### Information shown
★ ★ ★ ★

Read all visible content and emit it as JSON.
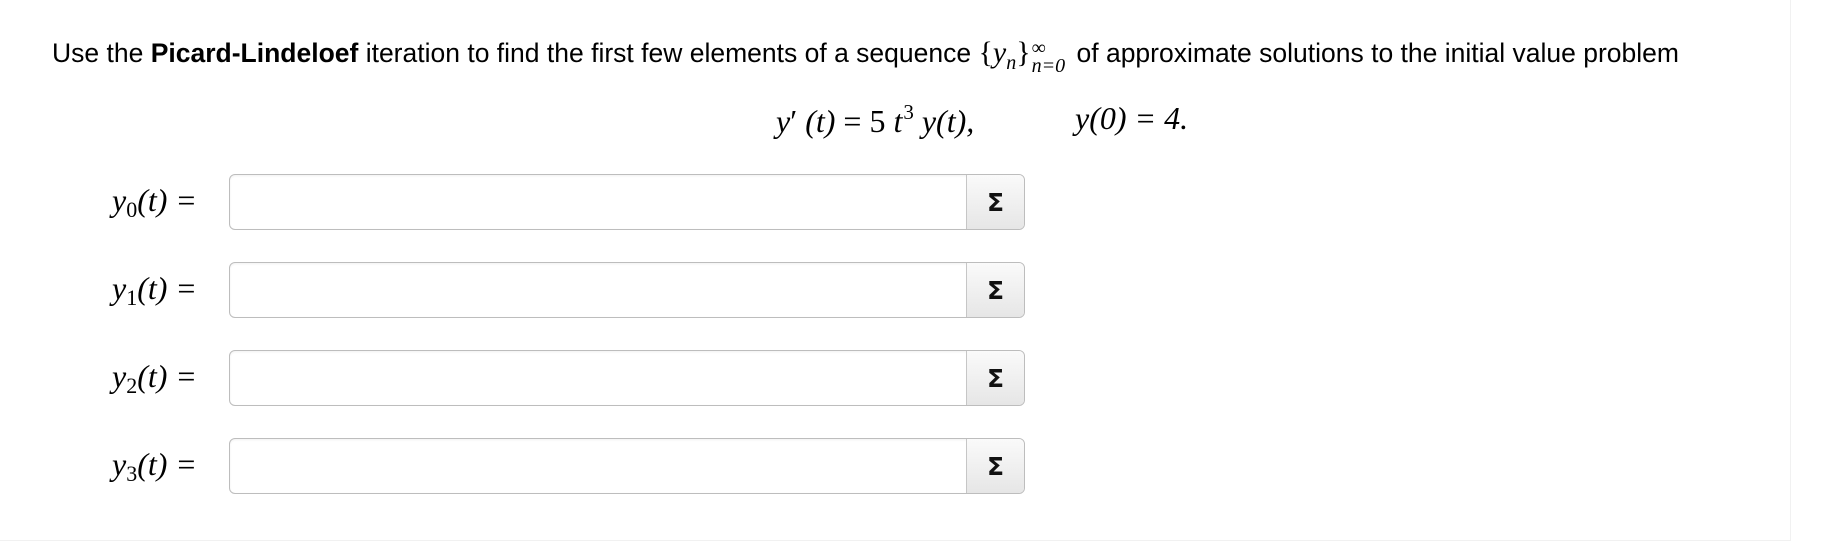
{
  "prompt": {
    "pre": "Use the ",
    "bold": "Picard-Lindeloef",
    "mid": " iteration to find the first few elements of a sequence ",
    "seq_open": "{",
    "seq_var": "y",
    "seq_index": "n",
    "seq_close": "}",
    "seq_upper": "∞",
    "seq_lower": "n=0",
    "post": " of approximate solutions to the initial value problem"
  },
  "equation": {
    "lhs_var": "y",
    "lhs_prime": "′",
    "lhs_arg": " (t)",
    "equals": " = ",
    "coef": "5",
    "t": " t",
    "power": "3",
    "rhs_rest": " y(t),",
    "init": "y(0) = 4."
  },
  "rows": [
    {
      "var": "y",
      "sub": "0",
      "arg": "(t)",
      "eq": "=",
      "value": "",
      "placeholder": ""
    },
    {
      "var": "y",
      "sub": "1",
      "arg": "(t)",
      "eq": "=",
      "value": "",
      "placeholder": ""
    },
    {
      "var": "y",
      "sub": "2",
      "arg": "(t)",
      "eq": "=",
      "value": "",
      "placeholder": ""
    },
    {
      "var": "y",
      "sub": "3",
      "arg": "(t)",
      "eq": "=",
      "value": "",
      "placeholder": ""
    }
  ],
  "math_button": {
    "label": "Σ",
    "icon": "sigma-icon"
  }
}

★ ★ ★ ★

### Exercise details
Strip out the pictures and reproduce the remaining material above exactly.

### Completed task
Read all visible content and emit it as JSON.
{
  "prompt": {
    "pre": "Use the ",
    "bold": "Picard-Lindeloef",
    "mid": " iteration to find the first few elements of a sequence ",
    "seq_open": "{",
    "seq_var": "y",
    "seq_index": "n",
    "seq_close": "}",
    "seq_upper": "∞",
    "seq_lower": "n=0",
    "post": " of approximate solutions to the initial value problem"
  },
  "equation": {
    "lhs_var": "y",
    "lhs_prime": "′",
    "lhs_arg": " (t)",
    "equals": " = ",
    "coef": "5",
    "t": " t",
    "power": "3",
    "rhs_rest": " y(t),",
    "init": "y(0) = 4."
  },
  "rows": [
    {
      "var": "y",
      "sub": "0",
      "arg": "(t)",
      "eq": "=",
      "value": "",
      "placeholder": ""
    },
    {
      "var": "y",
      "sub": "1",
      "arg": "(t)",
      "eq": "=",
      "value": "",
      "placeholder": ""
    },
    {
      "var": "y",
      "sub": "2",
      "arg": "(t)",
      "eq": "=",
      "value": "",
      "placeholder": ""
    },
    {
      "var": "y",
      "sub": "3",
      "arg": "(t)",
      "eq": "=",
      "value": "",
      "placeholder": ""
    }
  ],
  "math_button": {
    "label": "Σ",
    "icon": "sigma-icon"
  }
}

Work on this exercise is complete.